* **Task**
Each line of the data below containing "more" needs to be listed.

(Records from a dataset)
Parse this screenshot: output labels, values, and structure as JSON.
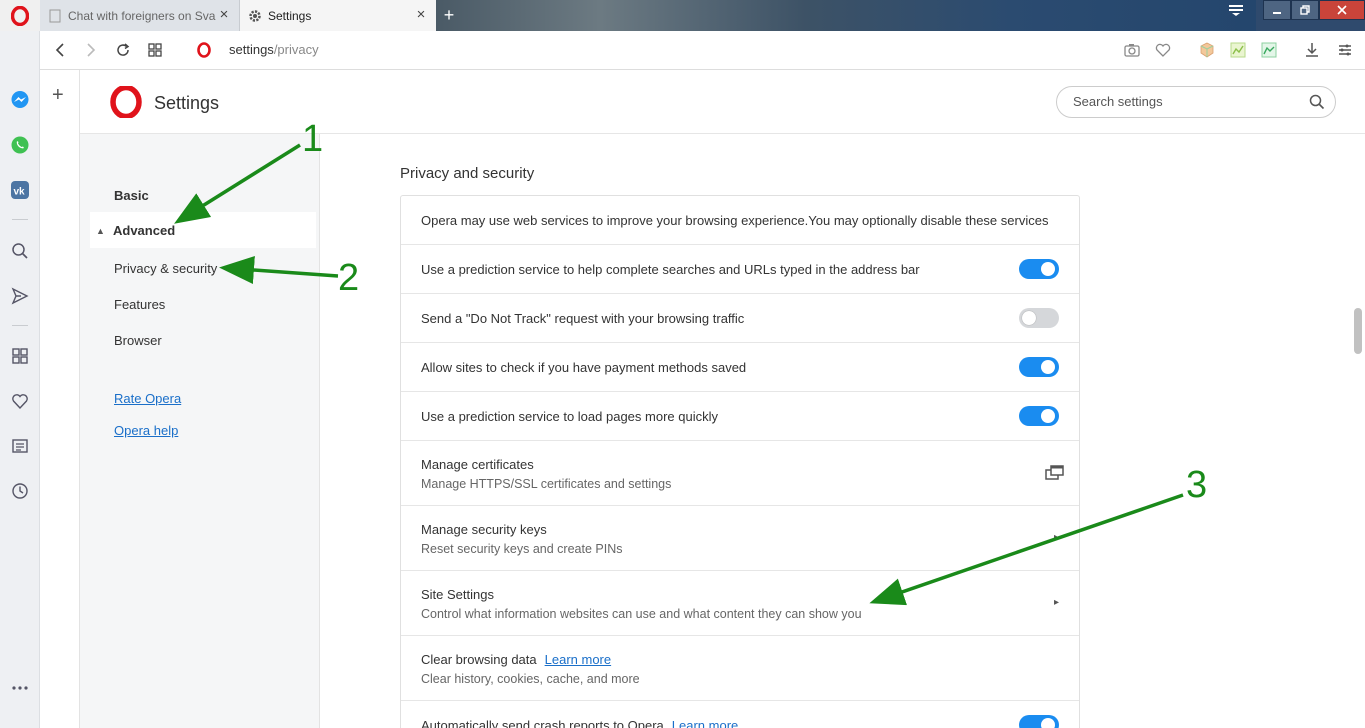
{
  "browser": {
    "tabs": [
      {
        "title": "Chat with foreigners on Sva",
        "active": false
      },
      {
        "title": "Settings",
        "active": true
      }
    ],
    "address": {
      "host": "settings",
      "path": "/privacy"
    }
  },
  "sidebar_icons": [
    "messenger-icon",
    "whatsapp-icon",
    "vk-icon",
    "search-icon",
    "send-icon",
    "speed-dial-icon",
    "heart-icon",
    "news-icon",
    "history-icon",
    "more-icon"
  ],
  "settings": {
    "title": "Settings",
    "search_placeholder": "Search settings"
  },
  "nav": {
    "basic": "Basic",
    "advanced": "Advanced",
    "privacy": "Privacy & security",
    "features": "Features",
    "browser": "Browser",
    "rate": "Rate Opera",
    "help": "Opera help"
  },
  "section": {
    "title": "Privacy and security",
    "rows": [
      {
        "label": "Opera may use web services to improve your browsing experience.You may optionally disable these services"
      },
      {
        "label": "Use a prediction service to help complete searches and URLs typed in the address bar",
        "toggle": true
      },
      {
        "label": "Send a \"Do Not Track\" request with your browsing traffic",
        "toggle": false
      },
      {
        "label": "Allow sites to check if you have payment methods saved",
        "toggle": true
      },
      {
        "label": "Use a prediction service to load pages more quickly",
        "toggle": true
      },
      {
        "label": "Manage certificates",
        "sub": "Manage HTTPS/SSL certificates and settings"
      },
      {
        "label": "Manage security keys",
        "sub": "Reset security keys and create PINs"
      },
      {
        "label": "Site Settings",
        "sub": "Control what information websites can use and what content they can show you"
      },
      {
        "label": "Clear browsing data",
        "link": "Learn more",
        "sub": "Clear history, cookies, cache, and more"
      },
      {
        "label": "Automatically send crash reports to Opera",
        "link": "Learn more",
        "toggle": true
      }
    ]
  },
  "annotations": [
    "1",
    "2",
    "3"
  ],
  "colors": {
    "accent": "#1a8cf0",
    "link": "#1a6fc9",
    "annotation": "#1a8a1a",
    "opera_red": "#e0131b"
  }
}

* **Response for this exercise**
    "more-icon"
        "label": "Use a prediction service to load pages more quickly",
        "link": "Learn more",
        "sub": "Clear history, cookies, cache, and more"
        "link": "Learn more",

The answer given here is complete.